Last week we showed you how to get through a zombie apocalypse relatively unscathed. This week, old Mother Nature is sicking up her fiery innards all over herself like a lady who's had too many sambucas and an ill-advised curry. We show you how to survive.
This is similar to a supervolcano, but smaller. Or, you know, further away. Pic by ahisgett
Most likely: Supervolcano erupts (supervolcanoes look like regular volcanoes, but are in fact from the planet Krypton), blanketing the sky in thick ash and blocking out the sun, resulting in a sort of ice age
Less likely: Sudden multiple volcanoes erupt all over the earth, sending lava and explosive airborne rocks called pyroclasts all over our city centres
Even less likely: Massive apocalypse cult sacrifices majority of humans on Earth by throwing them into volcanoes in an attempt to stave off the end of the world, and realise their ironic mistake far too late
The possibility of a volcano erupting close enough to you for molten rock to start knocking at (and subsequently burning down) your door is thankfully pretty slim. However, the odds of a massive one erupting with a blast the size of Central London and covering the whole world in carpet of ash are, sadly, significantly better.
Terrifyingly, Yellowstone in America (the prime candidate for a world-ending blast) erupts violently every 600,000 years or so – and the last major eruption was 640,000 years ago, meaning that we're overdue. It looked as though the nature reserve was ready to pop back in 2009 and take much of the surrounding countryside with it, but we're still hanging on.
Preparedness difficulty: 4/5
Pictured: not a real volcanic eruption. But it's a good thing to safely run away from, in preparation for the final event. Pic by Rich Anderson
Luckily, volcanoes are very slow-moving beasts – often wandering about so slowly that their movements are imperceptible to humans, and understandable only on a geological scale – so it's unlikely that they will chase you through the streets. Indeed, the easiest way to avoid volcanoes is not to go anywhere near them. If you find yourself near a volcano, move away from it at the nearest possible opportunity.
The other end of the scale, though, the whole “global ice age bit” is much harder to prepare for. Short of petitioning your local government to invest in self-sustaining underground survival shelters (which will make you look a bit crazy, no matter how well-reasoned your argument) your main preparation should be to invest in enough supplies to keep you alive for around three years. A nice warm jumper is probably a good idea, too – global temperatures will drop around 7 Celsius across the board from “a bit nippy” to “probably too cold” all year round.

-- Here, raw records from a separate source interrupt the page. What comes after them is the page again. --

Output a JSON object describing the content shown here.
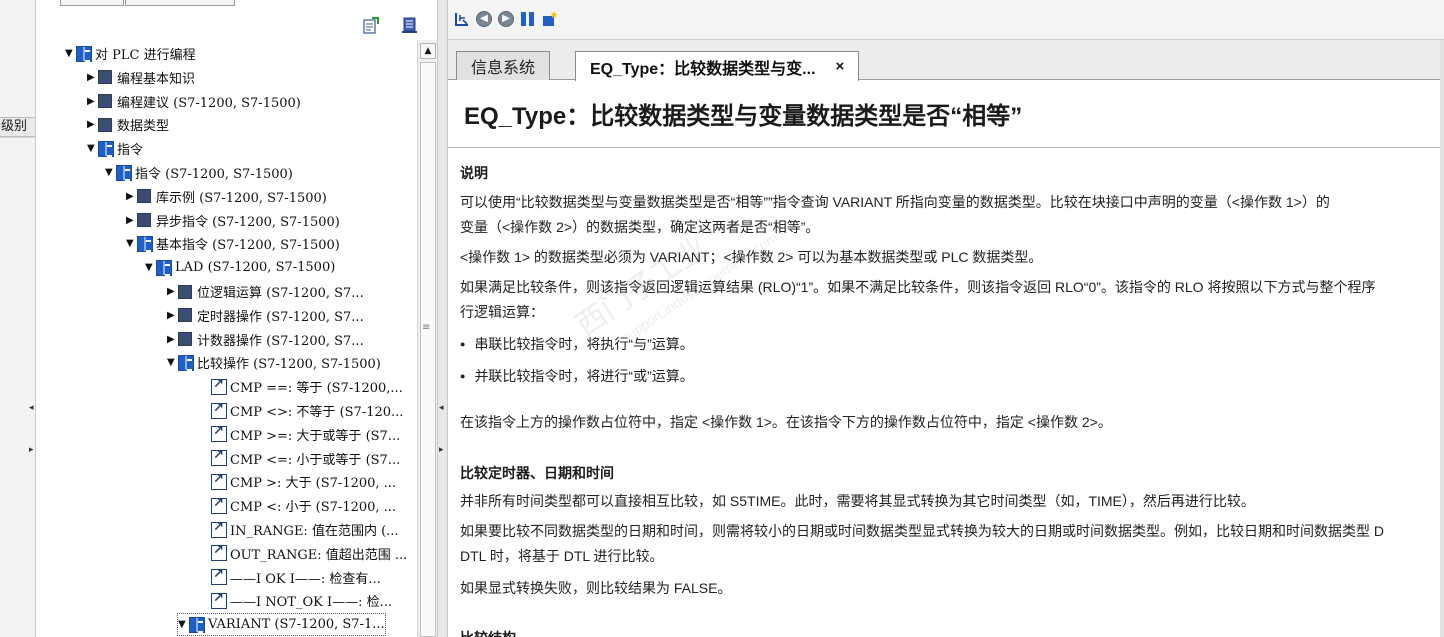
{
  "left_strip": {
    "label": "级别"
  },
  "tree": {
    "rows": [
      {
        "label": "对 PLC 进行编程"
      },
      {
        "label": "编程基本知识"
      },
      {
        "label": "编程建议 (S7-1200, S7-1500)"
      },
      {
        "label": "数据类型"
      },
      {
        "label": "指令"
      },
      {
        "label": "指令 (S7-1200, S7-1500)"
      },
      {
        "label": "库示例 (S7-1200, S7-1500)"
      },
      {
        "label": "异步指令 (S7-1200, S7-1500)"
      },
      {
        "label": "基本指令 (S7-1200, S7-1500)"
      },
      {
        "label": "LAD (S7-1200, S7-1500)"
      },
      {
        "label": "位逻辑运算 (S7-1200, S7..."
      },
      {
        "label": "定时器操作 (S7-1200, S7..."
      },
      {
        "label": "计数器操作 (S7-1200, S7..."
      },
      {
        "label": "比较操作 (S7-1200, S7-1500)"
      },
      {
        "label": "CMP ==: 等于 (S7-1200,..."
      },
      {
        "label": "CMP <>: 不等于 (S7-120..."
      },
      {
        "label": "CMP >=: 大于或等于 (S7..."
      },
      {
        "label": "CMP <=: 小于或等于 (S7..."
      },
      {
        "label": "CMP >: 大于 (S7-1200, ..."
      },
      {
        "label": "CMP <: 小于 (S7-1200, ..."
      },
      {
        "label": "IN_RANGE: 值在范围内 (..."
      },
      {
        "label": "OUT_RANGE: 值超出范围 ..."
      },
      {
        "label": "——I OK I——: 检查有..."
      },
      {
        "label": "——I NOT_OK I——: 检..."
      },
      {
        "label": "VARIANT (S7-1200, S7-1..."
      }
    ]
  },
  "doc_tabs": {
    "inactive_label": "信息系统",
    "active_label": "EQ_Type：比较数据类型与变...",
    "close_glyph": "×"
  },
  "doc": {
    "title": "EQ_Type：比较数据类型与变量数据类型是否“相等”",
    "h_desc": "说明",
    "p1a": "可以使用“比较数据类型与变量数据类型是否“相等””指令查询 VARIANT 所指向变量的数据类型。比较在块接口中声明的变量（<操作数 1>）的",
    "p1b": "变量（<操作数 2>）的数据类型，确定这两者是否“相等”。",
    "p2": "<操作数 1> 的数据类型必须为 VARIANT；<操作数 2> 可以为基本数据类型或 PLC 数据类型。",
    "p3a": "如果满足比较条件，则该指令返回逻辑运算结果 (RLO)“1”。如果不满足比较条件，则该指令返回 RLO“0”。该指令的 RLO 将按照以下方式与整个程序",
    "p3b": "行逻辑运算：",
    "b1": "串联比较指令时，将执行“与”运算。",
    "b2": "并联比较指令时，将进行“或”运算。",
    "p4": "在该指令上方的操作数占位符中，指定 <操作数 1>。在该指令下方的操作数占位符中，指定 <操作数 2>。",
    "h_time": "比较定时器、日期和时间",
    "p5": "并非所有时间类型都可以直接相互比较，如 S5TIME。此时，需要将其显式转换为其它时间类型（如，TIME），然后再进行比较。",
    "p6a": "如果要比较不同数据类型的日期和时间，则需将较小的日期或时间数据类型显式转换为较大的日期或时间数据类型。例如，比较日期和时间数据类型 D",
    "p6b": "DTL 时，将基于 DTL 进行比较。",
    "p7": "如果显式转换失败，则比较结果为 FALSE。",
    "h_struct": "比较结构"
  },
  "watermark": {
    "line1": "西门子工业",
    "line2": "support.industry.siemens.com"
  },
  "colors": {
    "book_blue": "#1f5fc8",
    "square_navy": "#3a4f73",
    "tab_border": "#8a8a8a"
  }
}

Maybe two jumpers and a hat, then, just to be sure.
Stay indoors. For three years.
Try your best to not die from the cold or the starvation, both of which will be pretty big facets of your life from now on. Don't breathe in volcanic ash (tricky, as it will fill much of the air). Of course, assuming you do survive the initial eruption and ensuing cold snap, you're going to have to deal with the fact that 75% of plant life on Earth has become extinct and all of Earth is covered in ash ranging from six inches to hundreds of feet deep. Best of luck!
Likelihood of death: 4/5
The apocalypse would be pretty similar to this, but without the blue sky or the tree. So it'd actually be quite different. Pic by jurvetson
It's pretty much assumed you're not going to make it alive out of this one. Assuming you can somehow stockpile enough supplies and jumpers to make it through, long-term survival is all but impossible without Government support that just doesn't exist. Sorry. Bit of a downer, this one.
What you'll miss most:
Summer fashion. That, or breathable air.
Make it look good:
This is apparently the world's smallest island volcano. It is kind of adorable. Pic by therealbrute
Pulling off stylish manoeuvres is tricky, considering the very nature of a supervolcano. Your best option is to either get heavily invested saving people in the initial wake of the blast (with plenty of shouting at people to get out of the way of lava floes, dodging impacts of explosive rocks by ducking and weaving across the street, and possibly some sort of last-ditch helicopter rescue from the mouth of the volcano itself) or set up a super-sweet survival bunker, and buy a few debonair smoking jackets to keep warm in during the three-year winter.
Next week: SOLAR FLARES!